─── Entries shown ───

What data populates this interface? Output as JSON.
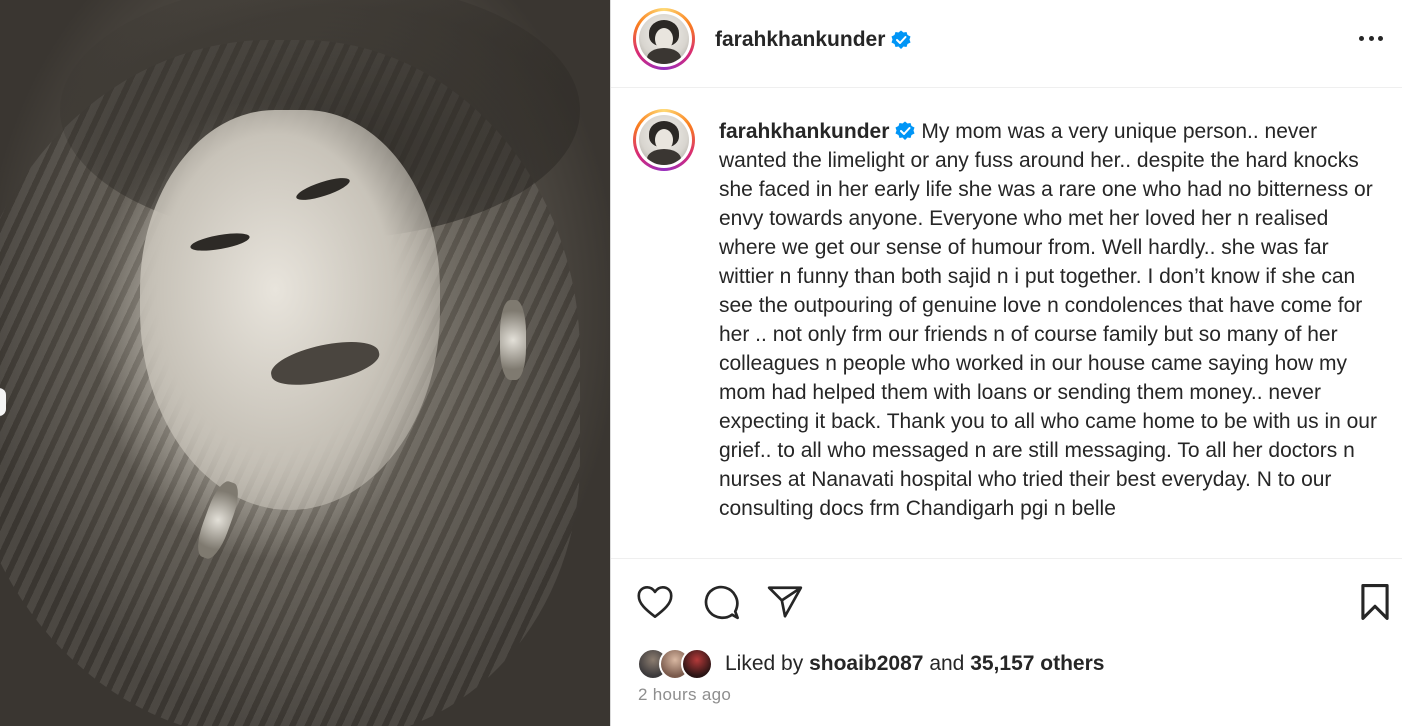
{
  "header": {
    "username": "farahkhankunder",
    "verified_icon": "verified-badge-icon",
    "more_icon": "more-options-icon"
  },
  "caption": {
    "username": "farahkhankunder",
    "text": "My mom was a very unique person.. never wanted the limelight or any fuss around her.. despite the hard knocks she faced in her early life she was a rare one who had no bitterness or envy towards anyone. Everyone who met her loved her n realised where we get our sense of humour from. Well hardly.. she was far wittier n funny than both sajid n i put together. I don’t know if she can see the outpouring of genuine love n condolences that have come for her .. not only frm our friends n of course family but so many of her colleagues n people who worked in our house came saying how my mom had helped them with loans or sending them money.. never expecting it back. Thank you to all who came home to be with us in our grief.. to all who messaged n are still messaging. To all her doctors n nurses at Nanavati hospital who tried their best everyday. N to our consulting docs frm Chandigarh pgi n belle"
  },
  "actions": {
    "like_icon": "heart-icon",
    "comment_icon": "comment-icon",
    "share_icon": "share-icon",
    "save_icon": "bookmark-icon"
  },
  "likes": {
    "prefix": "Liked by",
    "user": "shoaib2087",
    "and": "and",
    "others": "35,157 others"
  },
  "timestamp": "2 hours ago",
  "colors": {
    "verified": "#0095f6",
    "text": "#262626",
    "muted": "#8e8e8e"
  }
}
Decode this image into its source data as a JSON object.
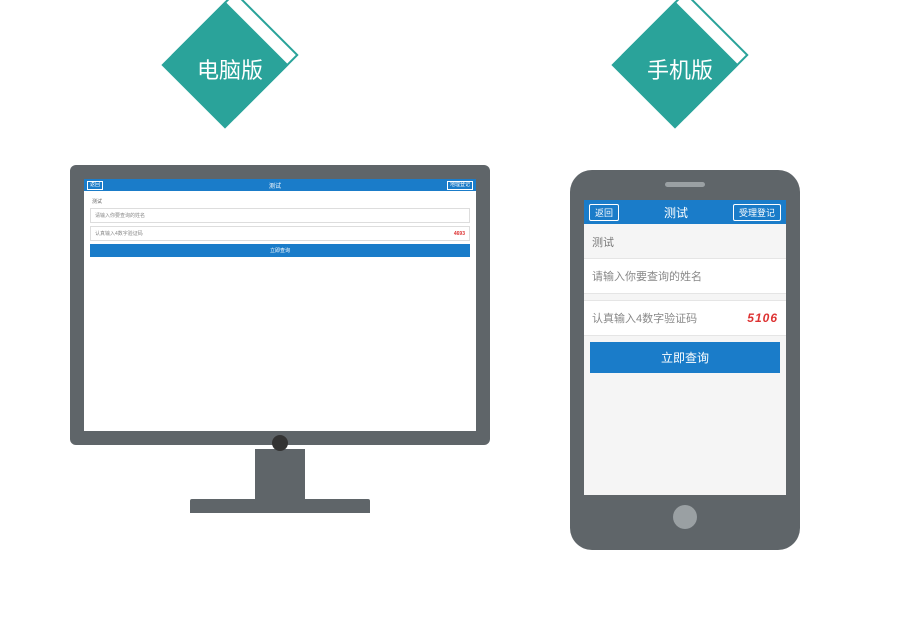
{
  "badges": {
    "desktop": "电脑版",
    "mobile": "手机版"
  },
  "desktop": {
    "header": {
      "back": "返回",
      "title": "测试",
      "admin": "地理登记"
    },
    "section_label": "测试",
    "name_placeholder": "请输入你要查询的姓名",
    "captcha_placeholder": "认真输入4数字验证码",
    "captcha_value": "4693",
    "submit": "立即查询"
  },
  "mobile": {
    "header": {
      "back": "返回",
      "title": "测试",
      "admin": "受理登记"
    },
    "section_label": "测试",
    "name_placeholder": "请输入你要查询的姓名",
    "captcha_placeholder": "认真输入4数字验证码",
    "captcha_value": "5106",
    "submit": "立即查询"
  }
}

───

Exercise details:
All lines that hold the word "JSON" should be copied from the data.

Answer below:
What data populates this interface? Output as JSON.
Decode this image into its source data as a JSON object.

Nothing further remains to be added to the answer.